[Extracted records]

▬▬▬▬▬▬

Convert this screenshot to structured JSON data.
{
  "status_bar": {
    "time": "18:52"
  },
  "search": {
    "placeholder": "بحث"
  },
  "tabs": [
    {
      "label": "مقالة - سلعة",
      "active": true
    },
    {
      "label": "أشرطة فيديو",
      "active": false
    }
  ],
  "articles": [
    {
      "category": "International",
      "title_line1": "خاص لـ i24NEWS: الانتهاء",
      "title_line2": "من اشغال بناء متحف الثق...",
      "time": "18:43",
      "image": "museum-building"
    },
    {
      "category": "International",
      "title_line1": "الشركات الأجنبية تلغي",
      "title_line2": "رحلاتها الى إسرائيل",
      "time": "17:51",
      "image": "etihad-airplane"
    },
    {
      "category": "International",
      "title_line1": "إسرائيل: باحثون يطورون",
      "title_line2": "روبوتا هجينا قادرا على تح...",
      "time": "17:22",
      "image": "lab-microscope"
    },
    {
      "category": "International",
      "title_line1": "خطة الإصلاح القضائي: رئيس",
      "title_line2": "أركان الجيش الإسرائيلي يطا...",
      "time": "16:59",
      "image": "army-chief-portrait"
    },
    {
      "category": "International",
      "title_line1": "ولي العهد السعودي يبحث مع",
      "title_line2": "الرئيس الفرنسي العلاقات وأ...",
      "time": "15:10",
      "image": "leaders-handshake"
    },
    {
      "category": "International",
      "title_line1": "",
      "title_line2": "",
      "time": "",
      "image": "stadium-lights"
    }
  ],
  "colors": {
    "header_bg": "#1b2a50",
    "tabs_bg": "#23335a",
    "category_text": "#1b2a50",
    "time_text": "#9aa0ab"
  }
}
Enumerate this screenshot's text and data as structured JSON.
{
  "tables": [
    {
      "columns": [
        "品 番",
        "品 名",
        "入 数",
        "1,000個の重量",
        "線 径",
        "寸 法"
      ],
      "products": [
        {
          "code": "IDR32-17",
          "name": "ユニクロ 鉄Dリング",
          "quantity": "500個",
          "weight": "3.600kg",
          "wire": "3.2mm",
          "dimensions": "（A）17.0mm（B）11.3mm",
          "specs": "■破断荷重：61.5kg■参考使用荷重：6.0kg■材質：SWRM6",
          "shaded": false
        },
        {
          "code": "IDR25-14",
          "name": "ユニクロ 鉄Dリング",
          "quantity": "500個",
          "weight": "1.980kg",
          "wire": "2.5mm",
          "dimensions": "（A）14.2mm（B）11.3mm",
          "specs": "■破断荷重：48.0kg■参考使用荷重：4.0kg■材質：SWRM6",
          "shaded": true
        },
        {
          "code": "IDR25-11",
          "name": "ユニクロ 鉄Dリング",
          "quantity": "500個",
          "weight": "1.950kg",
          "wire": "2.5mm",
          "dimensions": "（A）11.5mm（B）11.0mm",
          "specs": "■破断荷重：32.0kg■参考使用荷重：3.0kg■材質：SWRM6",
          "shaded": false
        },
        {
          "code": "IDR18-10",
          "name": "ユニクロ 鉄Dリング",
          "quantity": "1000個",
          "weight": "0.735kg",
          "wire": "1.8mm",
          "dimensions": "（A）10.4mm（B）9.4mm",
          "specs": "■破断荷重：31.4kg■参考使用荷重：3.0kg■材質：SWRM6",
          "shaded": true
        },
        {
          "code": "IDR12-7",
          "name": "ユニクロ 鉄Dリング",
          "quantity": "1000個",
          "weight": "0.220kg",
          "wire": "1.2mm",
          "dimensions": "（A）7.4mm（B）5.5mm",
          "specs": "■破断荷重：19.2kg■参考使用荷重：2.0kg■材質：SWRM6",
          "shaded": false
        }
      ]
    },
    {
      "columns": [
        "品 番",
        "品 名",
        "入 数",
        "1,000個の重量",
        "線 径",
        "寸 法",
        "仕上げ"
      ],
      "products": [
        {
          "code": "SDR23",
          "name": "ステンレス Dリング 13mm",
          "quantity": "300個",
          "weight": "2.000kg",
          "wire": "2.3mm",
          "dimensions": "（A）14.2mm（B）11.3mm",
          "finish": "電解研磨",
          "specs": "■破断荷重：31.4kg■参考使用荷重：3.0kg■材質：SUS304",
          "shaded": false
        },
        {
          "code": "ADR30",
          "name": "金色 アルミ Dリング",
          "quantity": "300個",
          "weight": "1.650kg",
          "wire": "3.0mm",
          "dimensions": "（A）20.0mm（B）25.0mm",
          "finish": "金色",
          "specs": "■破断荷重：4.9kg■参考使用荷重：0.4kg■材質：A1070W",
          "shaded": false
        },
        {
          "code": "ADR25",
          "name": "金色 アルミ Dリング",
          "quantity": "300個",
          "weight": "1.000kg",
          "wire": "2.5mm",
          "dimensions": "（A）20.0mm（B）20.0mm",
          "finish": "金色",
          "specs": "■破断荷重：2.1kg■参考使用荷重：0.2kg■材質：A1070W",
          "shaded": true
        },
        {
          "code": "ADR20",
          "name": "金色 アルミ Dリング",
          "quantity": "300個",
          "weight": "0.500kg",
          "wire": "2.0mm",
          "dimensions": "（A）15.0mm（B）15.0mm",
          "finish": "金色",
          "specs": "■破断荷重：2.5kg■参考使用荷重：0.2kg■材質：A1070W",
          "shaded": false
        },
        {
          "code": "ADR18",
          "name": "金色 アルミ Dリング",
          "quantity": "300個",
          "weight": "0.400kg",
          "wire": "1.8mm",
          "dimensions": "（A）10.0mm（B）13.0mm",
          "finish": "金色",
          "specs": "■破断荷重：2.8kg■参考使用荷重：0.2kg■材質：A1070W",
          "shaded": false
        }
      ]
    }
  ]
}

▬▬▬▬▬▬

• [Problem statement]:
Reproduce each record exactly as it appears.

• [Task solution]:
Convert this screenshot to structured JSON data.
{
  "status_bar": {
    "time": "18:52"
  },
  "search": {
    "placeholder": "بحث"
  },
  "tabs": [
    {
      "label": "مقالة - سلعة",
      "active": true
    },
    {
      "label": "أشرطة فيديو",
      "active": false
    }
  ],
  "articles": [
    {
      "category": "International",
      "title_line1": "خاص لـ i24NEWS: الانتهاء",
      "title_line2": "من اشغال بناء متحف الثق...",
      "time": "18:43",
      "image": "museum-building"
    },
    {
      "category": "International",
      "title_line1": "الشركات الأجنبية تلغي",
      "title_line2": "رحلاتها الى إسرائيل",
      "time": "17:51",
      "image": "etihad-airplane"
    },
    {
      "category": "International",
      "title_line1": "إسرائيل: باحثون يطورون",
      "title_line2": "روبوتا هجينا قادرا على تح...",
      "time": "17:22",
      "image": "lab-microscope"
    },
    {
      "category": "International",
      "title_line1": "خطة الإصلاح القضائي: رئيس",
      "title_line2": "أركان الجيش الإسرائيلي يطا...",
      "time": "16:59",
      "image": "army-chief-portrait"
    },
    {
      "category": "International",
      "title_line1": "ولي العهد السعودي يبحث مع",
      "title_line2": "الرئيس الفرنسي العلاقات وأ...",
      "time": "15:10",
      "image": "leaders-handshake"
    },
    {
      "category": "International",
      "title_line1": "",
      "title_line2": "",
      "time": "",
      "image": "stadium-lights"
    }
  ],
  "colors": {
    "header_bg": "#1b2a50",
    "tabs_bg": "#23335a",
    "category_text": "#1b2a50",
    "time_text": "#9aa0ab"
  }
}
Enumerate this screenshot's text and data as structured JSON.
{
  "tables": [
    {
      "columns": [
        "品 番",
        "品 名",
        "入 数",
        "1,000個の重量",
        "線 径",
        "寸 法"
      ],
      "products": [
        {
          "code": "IDR32-17",
          "name": "ユニクロ 鉄Dリング",
          "quantity": "500個",
          "weight": "3.600kg",
          "wire": "3.2mm",
          "dimensions": "（A）17.0mm（B）11.3mm",
          "specs": "■破断荷重：61.5kg■参考使用荷重：6.0kg■材質：SWRM6",
          "shaded": false
        },
        {
          "code": "IDR25-14",
          "name": "ユニクロ 鉄Dリング",
          "quantity": "500個",
          "weight": "1.980kg",
          "wire": "2.5mm",
          "dimensions": "（A）14.2mm（B）11.3mm",
          "specs": "■破断荷重：48.0kg■参考使用荷重：4.0kg■材質：SWRM6",
          "shaded": true
        },
        {
          "code": "IDR25-11",
          "name": "ユニクロ 鉄Dリング",
          "quantity": "500個",
          "weight": "1.950kg",
          "wire": "2.5mm",
          "dimensions": "（A）11.5mm（B）11.0mm",
          "specs": "■破断荷重：32.0kg■参考使用荷重：3.0kg■材質：SWRM6",
          "shaded": false
        },
        {
          "code": "IDR18-10",
          "name": "ユニクロ 鉄Dリング",
          "quantity": "1000個",
          "weight": "0.735kg",
          "wire": "1.8mm",
          "dimensions": "（A）10.4mm（B）9.4mm",
          "specs": "■破断荷重：31.4kg■参考使用荷重：3.0kg■材質：SWRM6",
          "shaded": true
        },
        {
          "code": "IDR12-7",
          "name": "ユニクロ 鉄Dリング",
          "quantity": "1000個",
          "weight": "0.220kg",
          "wire": "1.2mm",
          "dimensions": "（A）7.4mm（B）5.5mm",
          "specs": "■破断荷重：19.2kg■参考使用荷重：2.0kg■材質：SWRM6",
          "shaded": false
        }
      ]
    },
    {
      "columns": [
        "品 番",
        "品 名",
        "入 数",
        "1,000個の重量",
        "線 径",
        "寸 法",
        "仕上げ"
      ],
      "products": [
        {
          "code": "SDR23",
          "name": "ステンレス Dリング 13mm",
          "quantity": "300個",
          "weight": "2.000kg",
          "wire": "2.3mm",
          "dimensions": "（A）14.2mm（B）11.3mm",
          "finish": "電解研磨",
          "specs": "■破断荷重：31.4kg■参考使用荷重：3.0kg■材質：SUS304",
          "shaded": false
        },
        {
          "code": "ADR30",
          "name": "金色 アルミ Dリング",
          "quantity": "300個",
          "weight": "1.650kg",
          "wire": "3.0mm",
          "dimensions": "（A）20.0mm（B）25.0mm",
          "finish": "金色",
          "specs": "■破断荷重：4.9kg■参考使用荷重：0.4kg■材質：A1070W",
          "shaded": false
        },
        {
          "code": "ADR25",
          "name": "金色 アルミ Dリング",
          "quantity": "300個",
          "weight": "1.000kg",
          "wire": "2.5mm",
          "dimensions": "（A）20.0mm（B）20.0mm",
          "finish": "金色",
          "specs": "■破断荷重：2.1kg■参考使用荷重：0.2kg■材質：A1070W",
          "shaded": true
        },
        {
          "code": "ADR20",
          "name": "金色 アルミ Dリング",
          "quantity": "300個",
          "weight": "0.500kg",
          "wire": "2.0mm",
          "dimensions": "（A）15.0mm（B）15.0mm",
          "finish": "金色",
          "specs": "■破断荷重：2.5kg■参考使用荷重：0.2kg■材質：A1070W",
          "shaded": false
        },
        {
          "code": "ADR18",
          "name": "金色 アルミ Dリング",
          "quantity": "300個",
          "weight": "0.400kg",
          "wire": "1.8mm",
          "dimensions": "（A）10.0mm（B）13.0mm",
          "finish": "金色",
          "specs": "■破断荷重：2.8kg■参考使用荷重：0.2kg■材質：A1070W",
          "shaded": false
        }
      ]
    }
  ]
}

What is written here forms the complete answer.